» **WHAT YOU WILL DO**
From the records below, copy each line that has the word "Tarcza" in it.

» **RECORDS TO PROCESS**
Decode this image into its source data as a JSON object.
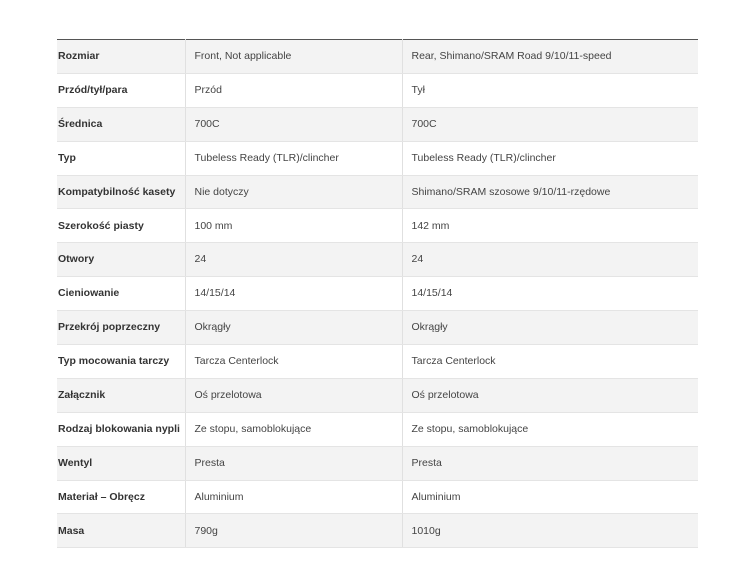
{
  "spec_table": {
    "rows": [
      {
        "label": "Rozmiar",
        "front": "Front, Not applicable",
        "rear": "Rear, Shimano/SRAM Road 9/10/11-speed"
      },
      {
        "label": "Przód/tył/para",
        "front": "Przód",
        "rear": "Tył"
      },
      {
        "label": "Średnica",
        "front": "700C",
        "rear": "700C"
      },
      {
        "label": "Typ",
        "front": "Tubeless Ready (TLR)/clincher",
        "rear": "Tubeless Ready (TLR)/clincher"
      },
      {
        "label": "Kompatybilność kasety",
        "front": "Nie dotyczy",
        "rear": "Shimano/SRAM szosowe 9/10/11-rzędowe"
      },
      {
        "label": "Szerokość piasty",
        "front": "100 mm",
        "rear": "142 mm"
      },
      {
        "label": "Otwory",
        "front": "24",
        "rear": "24"
      },
      {
        "label": "Cieniowanie",
        "front": "14/15/14",
        "rear": "14/15/14"
      },
      {
        "label": "Przekrój poprzeczny",
        "front": "Okrągły",
        "rear": "Okrągły"
      },
      {
        "label": "Typ mocowania tarczy",
        "front": "Tarcza Centerlock",
        "rear": "Tarcza Centerlock"
      },
      {
        "label": "Załącznik",
        "front": "Oś przelotowa",
        "rear": "Oś przelotowa"
      },
      {
        "label": "Rodzaj blokowania nypli",
        "front": "Ze stopu, samoblokujące",
        "rear": "Ze stopu, samoblokujące"
      },
      {
        "label": "Wentyl",
        "front": "Presta",
        "rear": "Presta"
      },
      {
        "label": "Materiał – Obręcz",
        "front": "Aluminium",
        "rear": "Aluminium"
      },
      {
        "label": "Masa",
        "front": "790g",
        "rear": "1010g"
      }
    ]
  }
}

» **YOUR RESPONSE**
        "front": "Tarcza Centerlock",
        "rear": "Tarcza Centerlock"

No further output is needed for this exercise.